It is this concept of divine, superintending, creative power that is most prominently at the back of the New Testament writer John’s introduction of Jesus Christ: “In the beginning was the Word” (John 1:1). The Greek idea of an impersonal principle of rationality that holds the universe together — the Logos — was given a more exalted and more personal and intimate expression in John’s Gospel.
In the beginning was the Word, and the Word was with God, and the Word was God. He was with God in the beginning. Through him all things were made; without him was nothing made that has been made. In him was life, and that life was the light of men. (John 1:1-4)
Majestically and in measured prose, John moves toward his climax: “The Word became flesh and made his dwelling among us. We have seen his glory, the glory of the One and Only, who came from the Father, full of grace and truth” (verse 14). The Logos became Jesus Christ.
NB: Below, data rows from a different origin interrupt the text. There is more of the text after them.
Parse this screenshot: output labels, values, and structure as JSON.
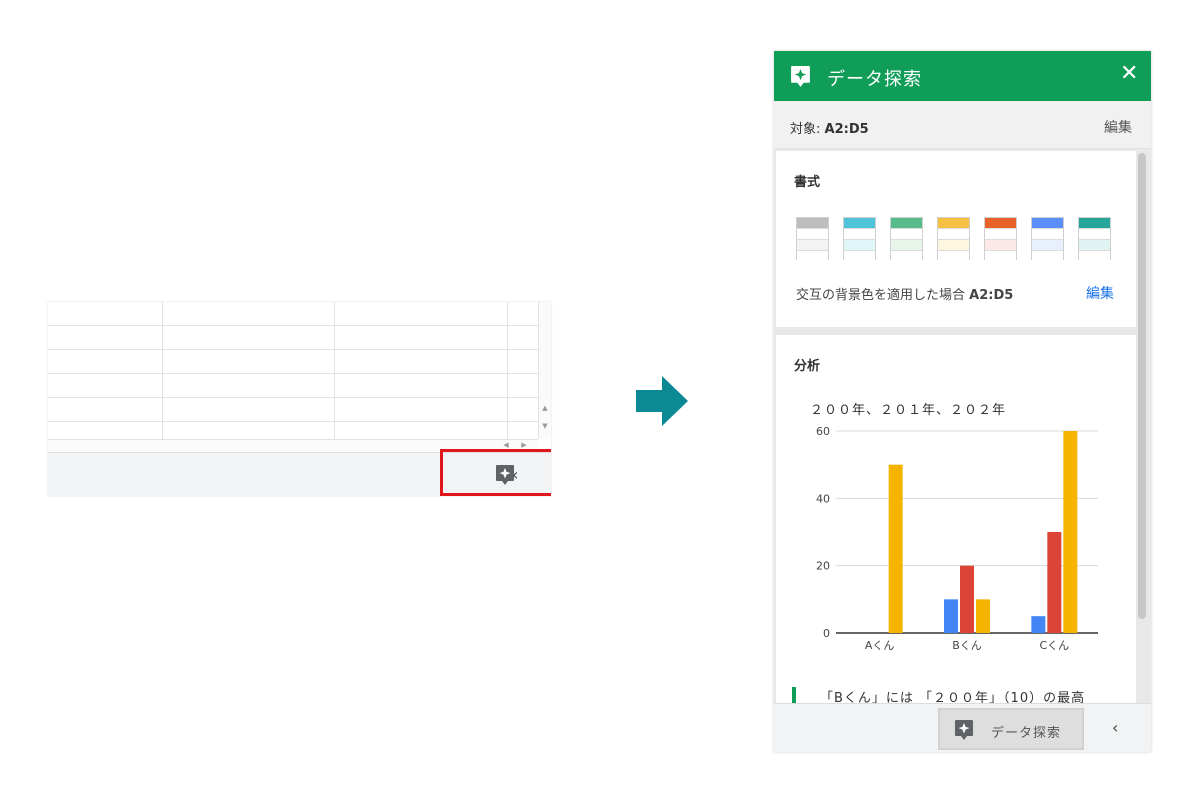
{
  "sheet": {
    "collapse_glyph": "‹",
    "explore_icon": "explore-sparkle-icon"
  },
  "panel": {
    "title": "データ探索",
    "close_glyph": "✕",
    "target_prefix": "対象: ",
    "target_range": "A2:D5",
    "target_edit": "編集",
    "format": {
      "title": "書式",
      "swatches": [
        {
          "name": "gray",
          "header": "#bdbdbd",
          "band": "#f3f3f3"
        },
        {
          "name": "cyan",
          "header": "#4fc3d9",
          "band": "#e0f7fa"
        },
        {
          "name": "green",
          "header": "#57bb8a",
          "band": "#e6f4ea"
        },
        {
          "name": "yellow",
          "header": "#f6c143",
          "band": "#fef7e0"
        },
        {
          "name": "orange",
          "header": "#e8622a",
          "band": "#fce8e6"
        },
        {
          "name": "blue",
          "header": "#5b8ff9",
          "band": "#e8f0fe"
        },
        {
          "name": "teal",
          "header": "#26a69a",
          "band": "#e0f2f1"
        }
      ],
      "description": "交互の背景色を適用した場合 ",
      "range": "A2:D5",
      "edit": "編集"
    },
    "analysis": {
      "title": "分析",
      "insight": "「Bくん」には 「２００年」（10）の最高"
    },
    "footer": {
      "explore_label": "データ探索",
      "collapse_glyph": "‹"
    },
    "colors": {
      "header_green": "#0f9d58",
      "link_blue": "#1a73e8",
      "highlight_red": "#e0161b",
      "arrow_teal": "#0b8a96"
    }
  },
  "chart_data": {
    "type": "bar",
    "title": "２００年、２０１年、２０２年",
    "categories": [
      "Aくん",
      "Bくん",
      "Cくん"
    ],
    "series": [
      {
        "color": "#4285f4",
        "values": [
          0,
          10,
          5
        ]
      },
      {
        "color": "#db4437",
        "values": [
          0,
          20,
          30
        ]
      },
      {
        "color": "#f4b400",
        "values": [
          50,
          10,
          60
        ]
      }
    ],
    "yticks": [
      0,
      20,
      40,
      60
    ],
    "ylim": [
      0,
      60
    ],
    "grid": true
  }
}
John uses the Greek Logos for “Word” as an effective term that his first-century readers could understand.
|“The secret things belong to the Lord our God, but those things which are revealed belong to us and to our children forever” — Deuteronomy 29:29|
But what of us today?
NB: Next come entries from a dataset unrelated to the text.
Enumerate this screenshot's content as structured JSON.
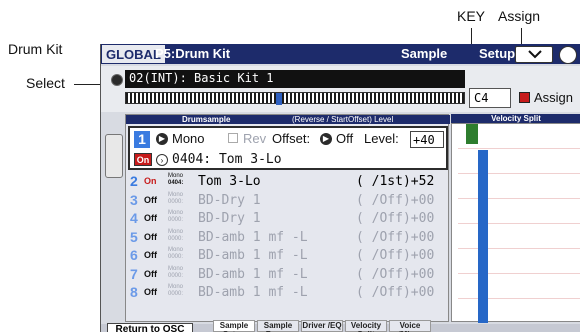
{
  "callouts": {
    "key": "KEY",
    "assign": "Assign",
    "drumkit": "Drum Kit",
    "select": "Select"
  },
  "titlebar": {
    "mode": "GLOBAL",
    "page": "P5:Drum Kit",
    "tab": "Sample",
    "tab2": "Setup"
  },
  "kit": {
    "name": "02(INT): Basic Kit 1",
    "key": "C4",
    "assign_label": "Assign"
  },
  "panel": {
    "col_drumsample": "Drumsample",
    "col_reverse": "(Reverse / StartOffset) Level",
    "velocity_split": "Velocity Split"
  },
  "selected": {
    "index": "1",
    "mode": "Mono",
    "rev_label": "Rev",
    "offset_label": "Offset:",
    "offset_value": "Off",
    "level_label": "Level:",
    "level_value": "+40",
    "on_label": "On",
    "sample": "0404: Tom 3-Lo"
  },
  "rows": [
    {
      "num": "2",
      "state": "On",
      "mono": "Mono",
      "code": "0404:",
      "name": "Tom 3-Lo",
      "value": "( /1st)+52"
    },
    {
      "num": "3",
      "state": "Off",
      "mono": "Mono",
      "code": "0000:",
      "name": "BD-Dry 1",
      "value": "( /Off)+00"
    },
    {
      "num": "4",
      "state": "Off",
      "mono": "Mono",
      "code": "0000:",
      "name": "BD-Dry 1",
      "value": "( /Off)+00"
    },
    {
      "num": "5",
      "state": "Off",
      "mono": "Mono",
      "code": "0000:",
      "name": "BD-amb 1 mf -L",
      "value": "( /Off)+00"
    },
    {
      "num": "6",
      "state": "Off",
      "mono": "Mono",
      "code": "0000:",
      "name": "BD-amb 1 mf -L",
      "value": "( /Off)+00"
    },
    {
      "num": "7",
      "state": "Off",
      "mono": "Mono",
      "code": "0000:",
      "name": "BD-amb 1 mf -L",
      "value": "( /Off)+00"
    },
    {
      "num": "8",
      "state": "Off",
      "mono": "Mono",
      "code": "0000:",
      "name": "BD-amb 1 mf -L",
      "value": "( /Off)+00"
    }
  ],
  "bottom": {
    "return": "Return to OSC",
    "tabs": [
      "Sample Setup",
      "Sample Param",
      "Driver /EQ",
      "Velocity Split",
      "Voice /Mixer"
    ]
  },
  "colors": {
    "title_bg": "#1d2b6b",
    "accent_blue": "#3a7be0",
    "on_red": "#c71b1b",
    "vel_green": "#2e7d2e",
    "vel_blue": "#2667c7"
  }
}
John’s stress on the Logos gives Christians the answer to the crucial “who” and “why” questions. Those answers are revealed in the work and role of Jesus Christ, who was God in the flesh. He was in the beginning. He was with God. And he was God. And he brought salvation to humanity. “Yet to all who received him, to those who believed in his name, he gave the right to become children of God — children born not of natural descent, nor of human decision or a husband’s will, but born of God” (John 1:12-13).
Living in the Light
The universe, we have discovered, is more complex than anyone had remotely thought possible. Today’s scientific law is often tomorrow’s discarded theory. Yet, as we have seen, the oldest questions still persist — questions put forcefully by cosmologist John Gribbin and Martin Rees, professor of astronomy:
Why is our Universe the way it is? What is our place in it?… Why above all does the Universe have the symmetry and simplicity that have allowed us to make any progress in understanding it? These issues, where even the specialists are still groping for clues, are the ones that come up most frequently in general discussions. (Gribbin and Rees, Cosmic Coincidences: Dark Matter, Mankind and Anthropic Cosmology, page xiv)
They have even focused the question more sharply: “What features of the Universe were essential for the emergence of creatures such as ourselves, and is it through coincidence, or for some deeper reason, that our Universe has these features?” (Gribbin and Rees, pages xiv-xv).
Christians believe that their answer rules out such thought of cosmic coincidence. They believe that there is a higher intelligence not limited by the realm of time and space. They believe that God himself has come to us in the person and work of Jesus Christ.
“He is the image of the invisible God, the firstborn over all creation,” the apostle Paul wrote centuries ago, “For by him all things were created: things in heaven and on earth, visible and invisible…all things were created by him and for him. He is before all things, and in him all things hold together” (Colossians 1:15-17).
What this means for scientists and lay people, those with little formal education and graduate students, the rich and the poor, the young and the old alike, is that there is glorious good news: There is purpose and meaning both for the cosmos and for each individual human life.
In the words of the evangelical thinker Francis Schaeffer: “The universe had a personal beginning . . . Before ‘in the beginning’ the personal was already there. Love and thought and communication existed prior to the creation of the heavens and the earth” (Genesis in Space and Time, page 21).
We, the created, are coming to understand our Creator. The challenge is to take the next logical step: to live in the light of that knowledge.